Interoperability and future-proofing
Historically, building operating systems have been extremely proprietary. One of the first systems in a building to become IoT-enabled was HVAC. The list of connected devices has expanded significantly from then, and now virtually all systems in a building—plumbing, electrical, lighting control, HVAC, and more—can be connected. As more and more building systems are brought online, they might not all come from the same vendor or use the same digital platforms or Internet protocols.
As a result, much of the impact and success of building-integrated IoT can come down to the interoperability of different systems within the facility. When an open-source, interoperable system is implemented in a new build, not only will it generate success for the building management team and operators, but it will also offer more choice for device selection and create better opportunities to use current technology, as well as new solutions as they are developed. By using this kind of system, one can gain the flexibility to select the device that works best for the project at hand rather than being limited to one supplier.
A key challenge for designers is maximizing the connectivity that comes with interoperability. Many architects do not have the experience or expertise to make design decisions about this kind of integration as part of the design and build process, but it is a critical consideration. The design team can benefit from having an expert on board who understands IoT connected systems and can make appropriate recommendations throughout the process.
Interoperability also means anticipating the needs of the future. Designers must consider what types of IoT-enabled devices may be used in the building, what would be connected, and what type of infrastructure would be necessary to support this. These early considerations are important, regardless of whether IoT devices will be used immediately upon building completion, or whether the framework is being laid for later adoption. Having a flexible and adaptable infrastructure to meet the building’s future needs as they change and grow is a huge part of the value of IoT.
Cybersecurity is no longer only the responsibility of a chief technology officer and should be top of mind for those undertaking a new building project. Any IoT-enabled device connected to a network could pose a risk, but the risk can be mitigated when the designer brings together operations and IT for integrated security.
Cybersecurity should be considered in schematic design when implementing IoT in a new building, from securing networks all the way to selecting the right devices. With connected devices, cybersecurity starts at product development. Designers should look for solutions and vendors who incorporate security measures from concept through to execution. They should select products that:
- are designed with security in mind (e.g. products benchmarked against international security standards);
- meet International Organization for Standardization/International Electrotechnical Commission (ISO/IEC) 27034, Information technology—Security techniques —Application security, standards;

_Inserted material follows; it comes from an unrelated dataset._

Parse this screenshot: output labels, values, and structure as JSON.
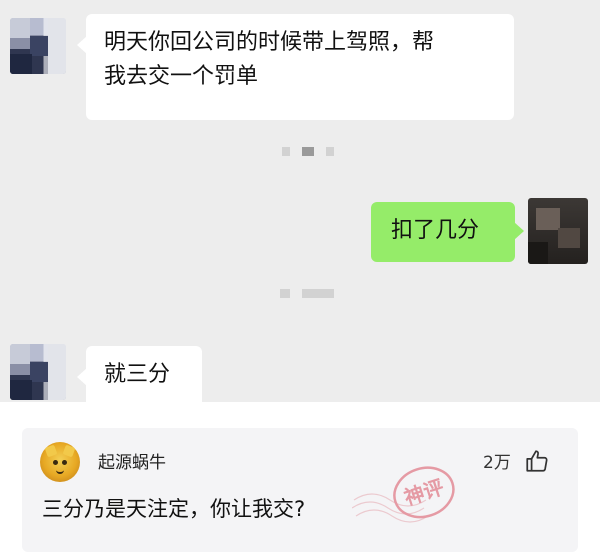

- come from vendors who have dedicated cybersecurity test labs; and
- have designers keep up with ever-changing security risks.
Architects and designers could even consider these security measures should be a requirement in selecting vendors and partners. In 2018, we cannot be putting connected devices online without proper security measures in place. Secure solutions do exist, and they should be an essential part of the planning process.
Building for future-ready cities
While we are still in the early years of smart buildings, the architecture, engineering, and construction (AEC) sector tends to think of them individually rather than in terms of what they can contribute as a cohesive group. Construction of more smart buildings will lead to the advancement of smart cities, which holds a lot of possibilities for our collective future.
The IoT market for commercial buildings is expected to grow 25 per cent annually to become a market of more than $85 billion in 2020. By 2025, 50 per cent of all building systems and devices will be connected. It is to the benefit of building designers to plan now for how IoT could be incorporated. Much of the technology is wireless so it can be easy to reconfigure these devices if the right communications systems are incorporated into the building from the beginning.
Designers and architects need to have a vision for how IoT will be used, developed in partnership with the building’s owner, anchor tenant, and developer. With this vision in mind, energy management experts and automation vendors can consult on the next steps of the process, including how to integrate and connect all the various IoT systems within a building for a fully connected, smart, and future-forward building.
Adrian Thomas is the vice-president of Schneider Electric Canada’s building division. He is responsible for a variety of business activities, including the marketing and business development of EcoStruxure, the company’s Internet of Things (IoT)-enabled, interoperable platform for homes, buildings, data centres, and infrastructure. A graduate of McMaster University’s electrical engineering program, Thomas has more than 20 years of experience in the electrical equipment and industrial automation industry.